Data records:

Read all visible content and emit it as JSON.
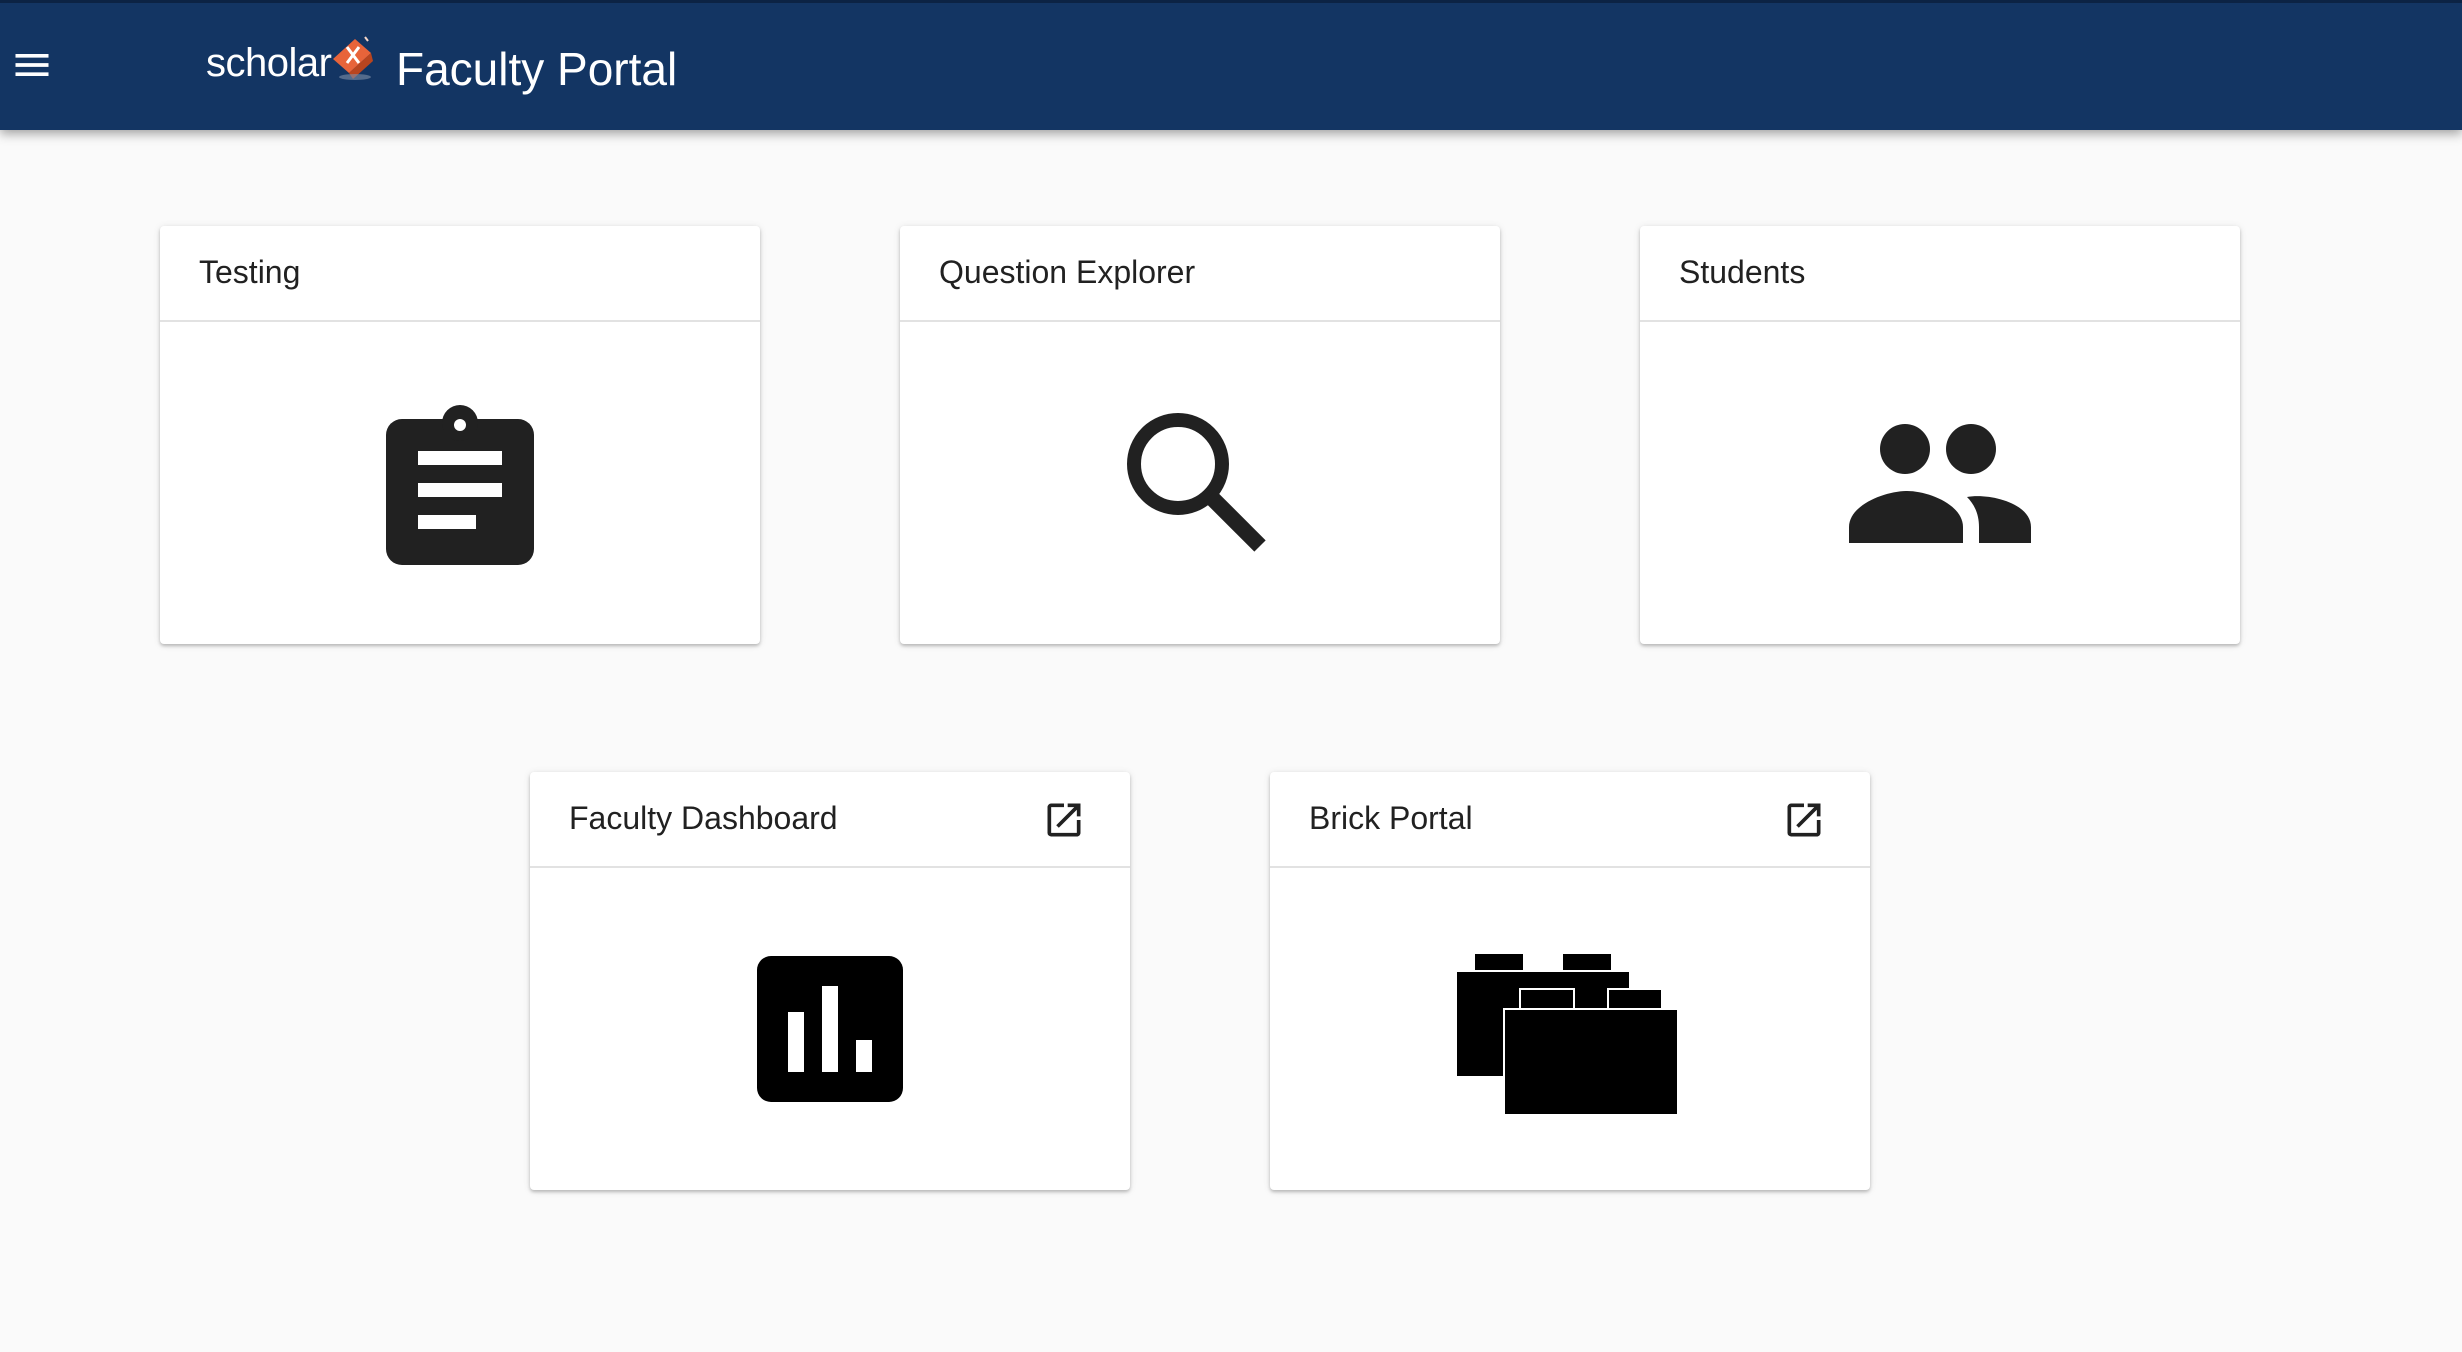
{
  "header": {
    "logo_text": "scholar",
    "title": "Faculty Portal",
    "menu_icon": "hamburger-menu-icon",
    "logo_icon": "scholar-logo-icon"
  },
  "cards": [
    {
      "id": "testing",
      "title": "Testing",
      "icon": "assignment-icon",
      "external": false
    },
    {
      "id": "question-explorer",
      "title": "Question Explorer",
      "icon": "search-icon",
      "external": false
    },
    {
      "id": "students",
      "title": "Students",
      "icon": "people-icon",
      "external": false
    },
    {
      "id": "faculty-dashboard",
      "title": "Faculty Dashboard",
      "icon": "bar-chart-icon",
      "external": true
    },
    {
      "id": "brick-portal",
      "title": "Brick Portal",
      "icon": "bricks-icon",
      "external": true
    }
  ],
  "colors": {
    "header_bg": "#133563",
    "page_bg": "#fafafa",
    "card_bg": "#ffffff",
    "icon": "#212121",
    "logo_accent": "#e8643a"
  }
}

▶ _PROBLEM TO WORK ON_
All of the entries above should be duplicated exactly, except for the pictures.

▶ _EXERCISE RESULT_
Read all visible content and emit it as JSON.
{
  "header": {
    "logo_text": "scholar",
    "title": "Faculty Portal",
    "menu_icon": "hamburger-menu-icon",
    "logo_icon": "scholar-logo-icon"
  },
  "cards": [
    {
      "id": "testing",
      "title": "Testing",
      "icon": "assignment-icon",
      "external": false
    },
    {
      "id": "question-explorer",
      "title": "Question Explorer",
      "icon": "search-icon",
      "external": false
    },
    {
      "id": "students",
      "title": "Students",
      "icon": "people-icon",
      "external": false
    },
    {
      "id": "faculty-dashboard",
      "title": "Faculty Dashboard",
      "icon": "bar-chart-icon",
      "external": true
    },
    {
      "id": "brick-portal",
      "title": "Brick Portal",
      "icon": "bricks-icon",
      "external": true
    }
  ],
  "colors": {
    "header_bg": "#133563",
    "page_bg": "#fafafa",
    "card_bg": "#ffffff",
    "icon": "#212121",
    "logo_accent": "#e8643a"
  }
}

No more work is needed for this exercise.